→ **PROBLEM**: Search the entries below for the word "calendar" and copy every line where it appears.

----- RECORDS FOR THE EXERCISE

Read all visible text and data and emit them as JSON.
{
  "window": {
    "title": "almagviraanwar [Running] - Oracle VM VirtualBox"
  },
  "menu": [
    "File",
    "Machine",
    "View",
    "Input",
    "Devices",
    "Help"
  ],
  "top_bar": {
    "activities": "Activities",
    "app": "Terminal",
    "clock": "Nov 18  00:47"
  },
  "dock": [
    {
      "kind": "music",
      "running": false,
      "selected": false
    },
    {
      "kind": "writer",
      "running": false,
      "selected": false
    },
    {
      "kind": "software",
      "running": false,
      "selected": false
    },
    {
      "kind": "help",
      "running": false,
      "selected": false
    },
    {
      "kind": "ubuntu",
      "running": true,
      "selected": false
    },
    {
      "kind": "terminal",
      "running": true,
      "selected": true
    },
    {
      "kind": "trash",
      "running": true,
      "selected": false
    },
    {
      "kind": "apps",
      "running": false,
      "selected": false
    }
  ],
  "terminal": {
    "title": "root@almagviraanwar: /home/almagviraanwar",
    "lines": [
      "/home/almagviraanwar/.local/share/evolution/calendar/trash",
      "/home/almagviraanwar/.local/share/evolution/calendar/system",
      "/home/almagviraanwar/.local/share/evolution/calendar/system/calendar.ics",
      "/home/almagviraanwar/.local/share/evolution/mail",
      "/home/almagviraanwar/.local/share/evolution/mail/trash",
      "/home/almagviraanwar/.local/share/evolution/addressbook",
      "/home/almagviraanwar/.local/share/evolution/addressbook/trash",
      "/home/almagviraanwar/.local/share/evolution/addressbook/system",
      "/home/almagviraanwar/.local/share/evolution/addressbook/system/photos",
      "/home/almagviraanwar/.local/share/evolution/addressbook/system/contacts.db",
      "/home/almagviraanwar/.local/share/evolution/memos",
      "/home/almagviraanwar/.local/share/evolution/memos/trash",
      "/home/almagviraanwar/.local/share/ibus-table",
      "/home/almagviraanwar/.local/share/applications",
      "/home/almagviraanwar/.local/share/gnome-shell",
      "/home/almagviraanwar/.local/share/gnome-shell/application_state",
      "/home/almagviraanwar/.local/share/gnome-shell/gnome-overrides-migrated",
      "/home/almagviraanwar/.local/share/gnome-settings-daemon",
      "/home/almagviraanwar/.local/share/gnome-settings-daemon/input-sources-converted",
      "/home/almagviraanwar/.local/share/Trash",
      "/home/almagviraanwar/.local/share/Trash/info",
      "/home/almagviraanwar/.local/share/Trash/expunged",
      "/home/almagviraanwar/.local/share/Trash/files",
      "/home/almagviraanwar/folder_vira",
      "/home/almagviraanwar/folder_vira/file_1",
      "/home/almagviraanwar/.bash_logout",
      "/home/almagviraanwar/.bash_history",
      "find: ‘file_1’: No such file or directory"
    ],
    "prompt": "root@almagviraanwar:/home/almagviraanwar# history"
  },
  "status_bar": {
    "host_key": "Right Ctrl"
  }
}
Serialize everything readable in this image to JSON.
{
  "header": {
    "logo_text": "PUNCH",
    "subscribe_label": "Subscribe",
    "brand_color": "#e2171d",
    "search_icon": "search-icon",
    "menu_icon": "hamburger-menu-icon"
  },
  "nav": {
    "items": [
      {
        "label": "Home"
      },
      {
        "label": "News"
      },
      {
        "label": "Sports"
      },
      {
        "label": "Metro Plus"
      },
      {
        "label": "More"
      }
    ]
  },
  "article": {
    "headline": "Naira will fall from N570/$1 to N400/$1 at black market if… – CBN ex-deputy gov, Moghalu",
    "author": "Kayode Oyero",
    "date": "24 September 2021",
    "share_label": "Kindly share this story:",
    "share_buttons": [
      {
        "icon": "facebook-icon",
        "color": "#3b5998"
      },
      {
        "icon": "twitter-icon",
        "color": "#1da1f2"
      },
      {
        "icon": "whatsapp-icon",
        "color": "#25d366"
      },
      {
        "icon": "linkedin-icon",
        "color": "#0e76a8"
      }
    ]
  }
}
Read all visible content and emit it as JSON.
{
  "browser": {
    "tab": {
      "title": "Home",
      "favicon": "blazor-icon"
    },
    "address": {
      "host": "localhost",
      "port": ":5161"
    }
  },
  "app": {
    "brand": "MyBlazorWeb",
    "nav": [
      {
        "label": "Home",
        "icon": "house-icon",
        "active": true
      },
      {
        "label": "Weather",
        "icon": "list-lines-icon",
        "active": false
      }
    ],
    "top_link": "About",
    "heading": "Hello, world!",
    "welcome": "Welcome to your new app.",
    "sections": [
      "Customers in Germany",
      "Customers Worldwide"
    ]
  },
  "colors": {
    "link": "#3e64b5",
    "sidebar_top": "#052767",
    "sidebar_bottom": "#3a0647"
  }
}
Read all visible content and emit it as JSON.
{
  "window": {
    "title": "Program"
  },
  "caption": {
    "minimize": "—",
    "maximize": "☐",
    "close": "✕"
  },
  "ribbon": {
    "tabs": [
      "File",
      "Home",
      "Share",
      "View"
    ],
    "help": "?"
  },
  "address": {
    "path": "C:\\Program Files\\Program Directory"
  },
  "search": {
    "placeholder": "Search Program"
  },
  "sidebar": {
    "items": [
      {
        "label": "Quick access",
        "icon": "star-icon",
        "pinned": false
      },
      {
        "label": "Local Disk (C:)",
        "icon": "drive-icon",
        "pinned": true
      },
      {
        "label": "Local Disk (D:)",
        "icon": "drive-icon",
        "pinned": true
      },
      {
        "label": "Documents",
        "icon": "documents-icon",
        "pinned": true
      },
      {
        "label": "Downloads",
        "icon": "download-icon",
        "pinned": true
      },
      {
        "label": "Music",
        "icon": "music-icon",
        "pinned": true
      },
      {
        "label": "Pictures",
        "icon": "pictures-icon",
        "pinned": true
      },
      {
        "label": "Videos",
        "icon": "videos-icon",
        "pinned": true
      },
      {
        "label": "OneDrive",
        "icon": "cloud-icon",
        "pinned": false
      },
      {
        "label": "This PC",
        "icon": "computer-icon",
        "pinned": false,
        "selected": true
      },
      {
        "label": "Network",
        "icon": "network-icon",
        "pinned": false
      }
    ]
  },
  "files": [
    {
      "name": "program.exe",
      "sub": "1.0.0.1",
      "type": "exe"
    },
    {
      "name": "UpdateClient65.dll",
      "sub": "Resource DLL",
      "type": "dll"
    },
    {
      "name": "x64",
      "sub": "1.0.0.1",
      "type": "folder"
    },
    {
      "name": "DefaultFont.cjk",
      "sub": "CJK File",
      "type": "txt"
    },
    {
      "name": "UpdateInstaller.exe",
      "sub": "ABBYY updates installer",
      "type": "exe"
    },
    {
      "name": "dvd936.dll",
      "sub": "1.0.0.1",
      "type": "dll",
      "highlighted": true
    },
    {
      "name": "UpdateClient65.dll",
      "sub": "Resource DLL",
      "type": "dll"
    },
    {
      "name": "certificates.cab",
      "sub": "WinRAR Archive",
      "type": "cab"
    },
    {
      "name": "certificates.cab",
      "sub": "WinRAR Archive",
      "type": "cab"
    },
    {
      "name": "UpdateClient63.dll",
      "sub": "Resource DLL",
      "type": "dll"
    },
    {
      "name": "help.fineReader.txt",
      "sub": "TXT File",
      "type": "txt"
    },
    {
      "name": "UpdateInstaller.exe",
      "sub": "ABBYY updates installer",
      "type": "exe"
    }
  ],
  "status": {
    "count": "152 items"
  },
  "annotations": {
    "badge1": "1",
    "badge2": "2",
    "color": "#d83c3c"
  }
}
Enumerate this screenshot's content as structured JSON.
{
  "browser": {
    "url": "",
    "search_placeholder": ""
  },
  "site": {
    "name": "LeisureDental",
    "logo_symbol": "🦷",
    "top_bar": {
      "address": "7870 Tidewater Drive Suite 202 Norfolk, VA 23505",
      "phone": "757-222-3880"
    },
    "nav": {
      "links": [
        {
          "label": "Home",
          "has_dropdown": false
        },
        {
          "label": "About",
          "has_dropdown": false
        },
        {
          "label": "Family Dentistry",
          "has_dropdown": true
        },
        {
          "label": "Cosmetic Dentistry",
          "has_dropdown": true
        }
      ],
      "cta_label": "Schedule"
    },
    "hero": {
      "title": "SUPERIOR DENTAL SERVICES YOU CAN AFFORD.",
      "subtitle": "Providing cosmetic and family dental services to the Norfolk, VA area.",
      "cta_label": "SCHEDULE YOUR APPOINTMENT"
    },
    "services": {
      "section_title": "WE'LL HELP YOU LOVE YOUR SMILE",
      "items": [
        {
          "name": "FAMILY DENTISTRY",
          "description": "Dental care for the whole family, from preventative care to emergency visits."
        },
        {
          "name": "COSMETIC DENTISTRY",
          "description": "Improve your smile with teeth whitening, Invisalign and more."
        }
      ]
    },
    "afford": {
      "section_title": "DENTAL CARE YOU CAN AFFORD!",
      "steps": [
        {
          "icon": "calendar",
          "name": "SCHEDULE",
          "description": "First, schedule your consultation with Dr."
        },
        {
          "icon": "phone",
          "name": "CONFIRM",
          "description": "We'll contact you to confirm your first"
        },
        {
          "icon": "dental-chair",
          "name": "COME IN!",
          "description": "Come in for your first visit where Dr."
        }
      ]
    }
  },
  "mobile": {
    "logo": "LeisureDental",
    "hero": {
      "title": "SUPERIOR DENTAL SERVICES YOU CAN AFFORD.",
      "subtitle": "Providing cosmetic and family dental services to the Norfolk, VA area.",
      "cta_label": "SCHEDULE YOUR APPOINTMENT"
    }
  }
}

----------

→ **ANSWER TO THE PROBLEM**:
      "/home/almagviraanwar/.local/share/evolution/calendar/trash",
      "/home/almagviraanwar/.local/share/evolution/calendar/system",
      "/home/almagviraanwar/.local/share/evolution/calendar/system/calendar.ics",
          "icon": "calendar",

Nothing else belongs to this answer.